In this case, the District Court used such an enhancement in sentencing the respondents, each of whom was convicted of a federal — or of federal drug felonies and qualified as a career offender under the Career Offender Guideline.
After the First Circuit affirmed the convictions and sentences, the Commission adopted Amendment 506, which altered the Career Offender Guideline’s commentary to preclude consideration of the statutory sentence enhancements.
One District Judge found that the — that Amendment 506 was contrary to Section 994(h) and refused to reduce the sentences of respondents Dyer and Hunnewell, but another judge of the same court upheld the amendment and reduced respondent LaBonte’s sentence.
The First Circuit consolidated the ensuing appeals and held that the Career Offender Guideline, as construed under Amendment 506, was a reasonable implementation of Section 994(h)’s directive.
In an opinion filed with the clerk today, we reversed.
Amendment 506 is inconsistent with Section 994(h)’s plain and unambiguous language.
Assuming that Congress said what it meant in drafting Section 994(h), and giving the words used their “ordinary meaning,” the phrase “maximum term authorized” must be read to include all applicable statutory sentencing enhancements.

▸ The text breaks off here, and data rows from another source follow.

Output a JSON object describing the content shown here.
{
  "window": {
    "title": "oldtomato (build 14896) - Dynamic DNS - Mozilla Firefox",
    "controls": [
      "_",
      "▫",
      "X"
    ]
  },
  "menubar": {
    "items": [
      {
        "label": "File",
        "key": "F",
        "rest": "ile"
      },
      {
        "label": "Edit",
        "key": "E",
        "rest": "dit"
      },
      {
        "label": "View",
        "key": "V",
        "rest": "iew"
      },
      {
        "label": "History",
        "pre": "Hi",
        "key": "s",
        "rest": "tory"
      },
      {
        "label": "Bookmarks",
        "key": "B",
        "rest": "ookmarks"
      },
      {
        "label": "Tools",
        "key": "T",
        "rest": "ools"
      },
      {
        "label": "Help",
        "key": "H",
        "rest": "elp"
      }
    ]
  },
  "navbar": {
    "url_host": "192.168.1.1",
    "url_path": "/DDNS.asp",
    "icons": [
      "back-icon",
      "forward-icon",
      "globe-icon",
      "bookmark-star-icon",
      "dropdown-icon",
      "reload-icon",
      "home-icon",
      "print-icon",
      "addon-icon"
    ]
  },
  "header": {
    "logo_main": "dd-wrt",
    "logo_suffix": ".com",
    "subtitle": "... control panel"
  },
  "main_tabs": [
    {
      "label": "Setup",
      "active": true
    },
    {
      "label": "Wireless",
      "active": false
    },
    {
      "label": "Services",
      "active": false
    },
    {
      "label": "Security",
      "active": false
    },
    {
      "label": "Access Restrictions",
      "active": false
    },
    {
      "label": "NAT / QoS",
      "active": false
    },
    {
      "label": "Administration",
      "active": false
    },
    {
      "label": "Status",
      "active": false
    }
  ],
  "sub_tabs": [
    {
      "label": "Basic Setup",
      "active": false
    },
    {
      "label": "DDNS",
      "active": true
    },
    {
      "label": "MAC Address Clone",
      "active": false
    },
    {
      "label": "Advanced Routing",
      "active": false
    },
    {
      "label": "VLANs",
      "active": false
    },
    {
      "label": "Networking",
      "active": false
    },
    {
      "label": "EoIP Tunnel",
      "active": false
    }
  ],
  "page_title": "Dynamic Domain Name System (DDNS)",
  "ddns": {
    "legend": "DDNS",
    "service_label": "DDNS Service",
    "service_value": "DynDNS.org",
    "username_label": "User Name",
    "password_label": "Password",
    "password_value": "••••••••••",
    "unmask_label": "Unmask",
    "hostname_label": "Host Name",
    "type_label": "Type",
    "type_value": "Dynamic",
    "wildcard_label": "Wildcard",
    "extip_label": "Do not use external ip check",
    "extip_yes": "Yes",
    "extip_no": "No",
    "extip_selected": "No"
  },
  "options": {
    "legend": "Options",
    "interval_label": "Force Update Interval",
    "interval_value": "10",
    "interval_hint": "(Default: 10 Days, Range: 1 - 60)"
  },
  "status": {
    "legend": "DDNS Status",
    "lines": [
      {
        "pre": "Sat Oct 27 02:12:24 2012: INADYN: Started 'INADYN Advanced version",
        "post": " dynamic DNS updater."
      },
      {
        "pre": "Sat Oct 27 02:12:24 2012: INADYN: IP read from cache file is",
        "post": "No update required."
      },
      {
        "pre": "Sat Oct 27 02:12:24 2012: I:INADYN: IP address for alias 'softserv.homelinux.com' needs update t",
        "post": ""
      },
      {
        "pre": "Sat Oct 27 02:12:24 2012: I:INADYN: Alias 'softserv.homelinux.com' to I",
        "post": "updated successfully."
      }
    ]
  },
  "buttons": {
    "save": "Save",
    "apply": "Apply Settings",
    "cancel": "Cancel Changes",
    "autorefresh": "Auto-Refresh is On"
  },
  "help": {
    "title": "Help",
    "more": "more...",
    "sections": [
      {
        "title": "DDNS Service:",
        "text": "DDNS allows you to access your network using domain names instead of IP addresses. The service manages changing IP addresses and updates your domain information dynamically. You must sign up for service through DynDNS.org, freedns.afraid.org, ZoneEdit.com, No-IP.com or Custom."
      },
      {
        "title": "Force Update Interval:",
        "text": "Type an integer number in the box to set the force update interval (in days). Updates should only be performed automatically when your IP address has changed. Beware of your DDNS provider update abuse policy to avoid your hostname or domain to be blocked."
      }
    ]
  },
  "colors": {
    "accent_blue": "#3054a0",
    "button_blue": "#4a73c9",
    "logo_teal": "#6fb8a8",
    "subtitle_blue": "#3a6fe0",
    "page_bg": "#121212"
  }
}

Respondents’ contrary argument that the phrase refers only to the highest penalty authorized by the offense of conviction, excluding any enhancements, has no support in the text of the statute.
Their assertion that Section 994(h) is ambiguous is based on a strained construction of the phrase “categories of defendants.”
Similarly, we find no ambiguity in the phrase “at or near” the maximum sentence authorized.
Although the phrase “at or near” unquestionably permits a certain degree of flexibility for upward and downward departure and adjustments.
It does not license the Commission to select as the relevant maximum term a sentence that is different from the congressionally authorized maximum term.
Justice Breyer has filed a dissenting opinion, in which Justices Stevens and Ginsburg have joined.